Task inputs Block Start

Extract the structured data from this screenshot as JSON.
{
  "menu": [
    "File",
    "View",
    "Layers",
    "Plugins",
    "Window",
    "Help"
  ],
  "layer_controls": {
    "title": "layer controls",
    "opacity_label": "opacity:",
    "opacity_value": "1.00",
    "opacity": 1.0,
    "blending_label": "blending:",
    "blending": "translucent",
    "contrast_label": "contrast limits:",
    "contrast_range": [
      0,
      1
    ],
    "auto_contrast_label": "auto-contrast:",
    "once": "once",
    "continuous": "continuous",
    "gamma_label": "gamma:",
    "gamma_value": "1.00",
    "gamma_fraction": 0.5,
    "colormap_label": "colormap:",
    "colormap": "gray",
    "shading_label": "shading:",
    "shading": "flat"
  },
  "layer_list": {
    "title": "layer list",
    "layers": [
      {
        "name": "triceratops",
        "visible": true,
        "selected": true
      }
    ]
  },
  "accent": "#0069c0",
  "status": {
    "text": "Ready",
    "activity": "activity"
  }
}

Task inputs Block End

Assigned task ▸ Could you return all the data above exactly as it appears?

Solution below ▸
Extract the structured data from this screenshot as JSON.
{
  "menu": [
    "File",
    "View",
    "Layers",
    "Plugins",
    "Window",
    "Help"
  ],
  "layer_controls": {
    "title": "layer controls",
    "opacity_label": "opacity:",
    "opacity_value": "1.00",
    "opacity": 1.0,
    "blending_label": "blending:",
    "blending": "translucent",
    "contrast_label": "contrast limits:",
    "contrast_range": [
      0,
      1
    ],
    "auto_contrast_label": "auto-contrast:",
    "once": "once",
    "continuous": "continuous",
    "gamma_label": "gamma:",
    "gamma_value": "1.00",
    "gamma_fraction": 0.5,
    "colormap_label": "colormap:",
    "colormap": "gray",
    "shading_label": "shading:",
    "shading": "flat"
  },
  "layer_list": {
    "title": "layer list",
    "layers": [
      {
        "name": "triceratops",
        "visible": true,
        "selected": true
      }
    ]
  },
  "accent": "#0069c0",
  "status": {
    "text": "Ready",
    "activity": "activity"
  }
}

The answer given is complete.